Over 70 years after the death of Benito Mussolini (1883-1945), historians have come across a message from Italy’s fascist dictator. Locked away in a tiny metal box with a couple of gold coins underneath a massive obelisk in the country’s capital, the note is in the form of a 1,200-word essay in Latin that unsurprisingly extols Mussolini’s 21-year-long rule. According to researchers, the text was meant to keep his name alive, even after the fall of fascism.
Written on a piece of parchment, the note is currently buried below a 120-foot-tall obelisk with the rather grand inscription MVSSOLINI DVX, which when translated from Latin means Mussolini Duce (or Mussolini the Leader). Located in Rome’s Foro Italico sports complex, the giant 300-ton monolith was carved out of white marble. Since its unveiling back in 1932, the monument has remained emblematic of the fascist leader’s authoritarian rule.

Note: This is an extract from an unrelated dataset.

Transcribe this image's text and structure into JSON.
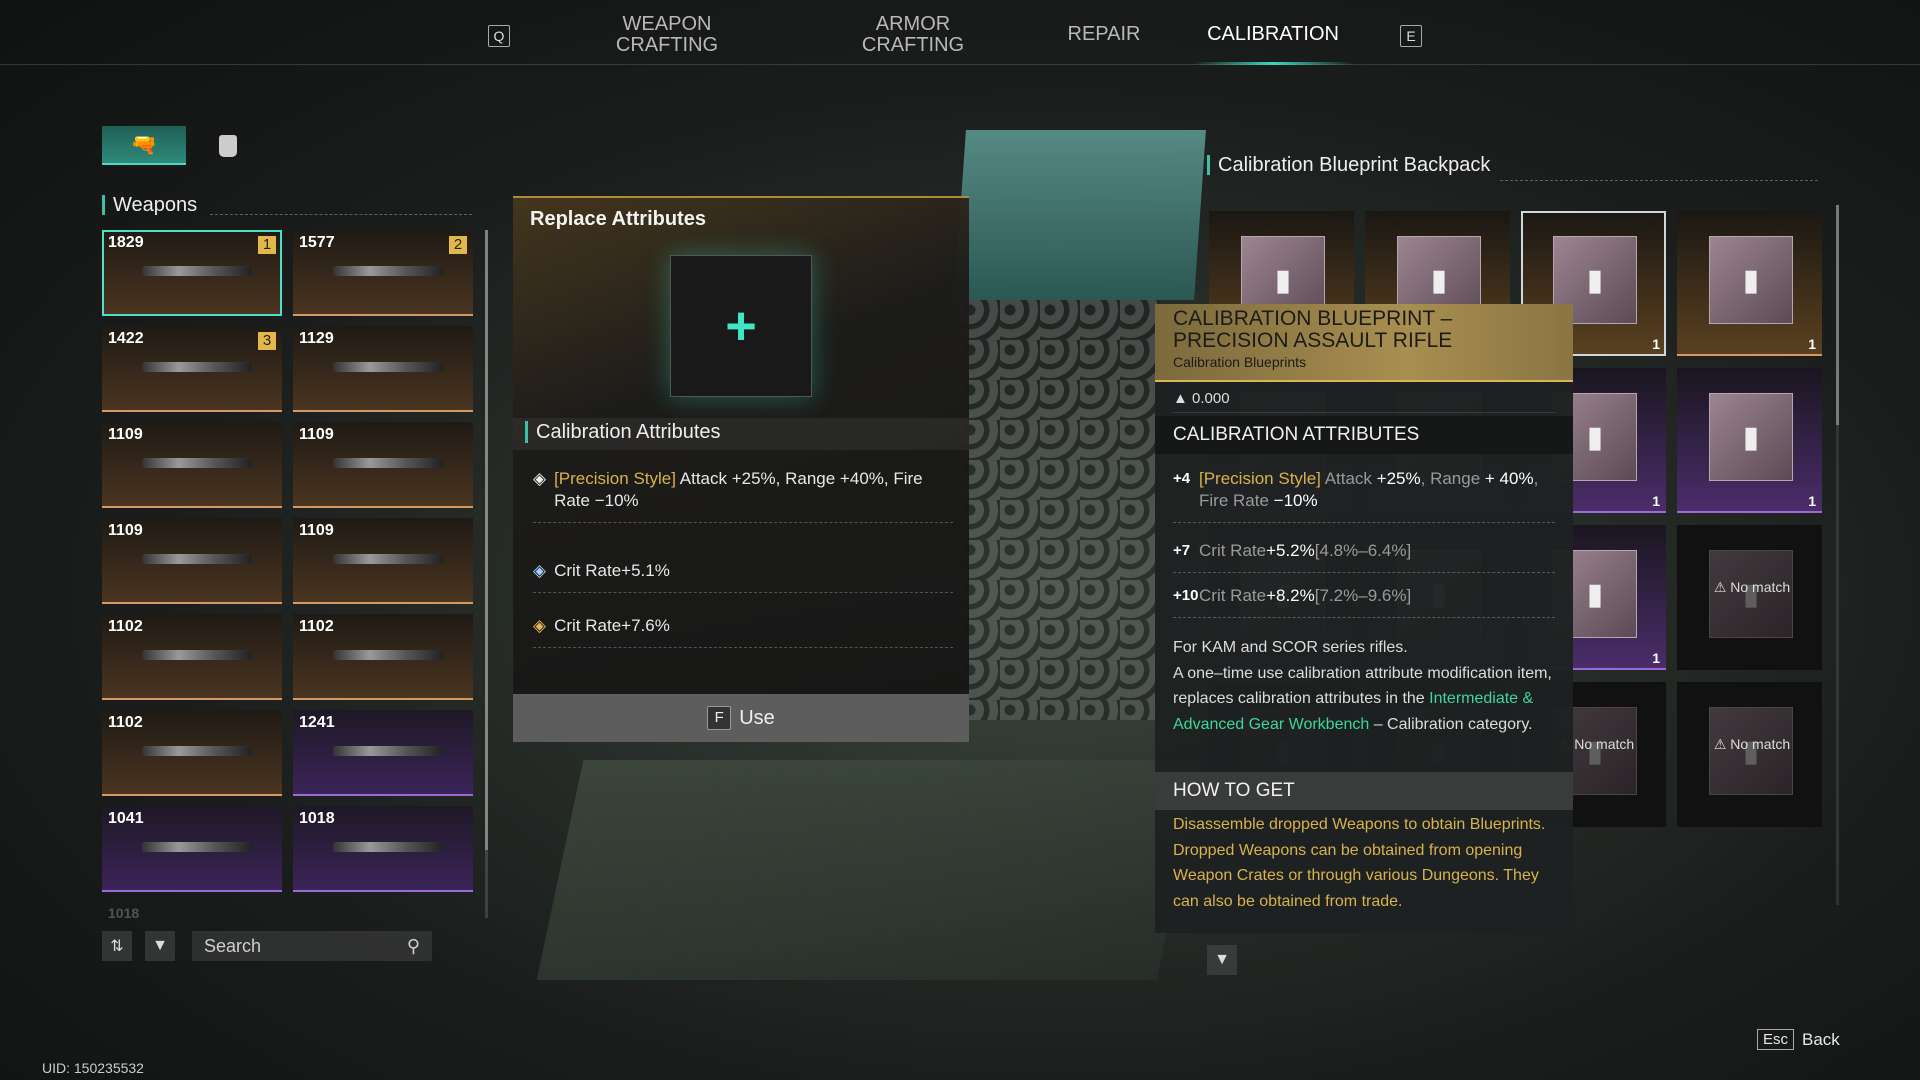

Bearing the title “Codex Fori Mussolini”, this essay provides a propagandist account of the fascist movement in Italy, venerating the dictator as a fearless Roman emperor an “the savior of the Italian people”. Given its unusual location, it is obvious that the message was supposed to remain a secret until the obelisk itself collapsed, which Mussolini believed would take place only after the fall of fascism.
Thanks to three separate archival records, however, classical researchers Han Lamers from Berlin-based Humboldt University and Bettina Reitz-Joosse of Netherlands’ University of Groningen have successfully uncovered the note, without having to actually fell the monolith. Speaking about the text, which was composed by classical scholar Aurelio Giuseppe Amatucci (1867-1960), Lamers said:
After the First World War, Italy was on the brink of collapse. In the account, Mussolini is seen as regenerating the country through his superhuman insight and resoluteness…The monument is presented as a symbol of the eternal reign of Italian fascism.
The second part of the essay deals with the objectives and ideologies of the Fascist Youth Organization, while the later portion explicates how the obelisk needs to be transported and installed. As pointed out by the researchers, the use of Latin is also significant. Reitz-Joosse added:
Latin had a special significance for fascists. It was the language of the Roman Empire that they hoped to regenerate. But it was also an eternal language, rather appropriate to send messages to the future.
The duo talks in great length about the discovery in a book recently published by Bloomsbury. Lamers was reported saying:
We think we have countered its goal by showing the text’s rhetorical and manipulative strategies and its highly selective references to Roman history.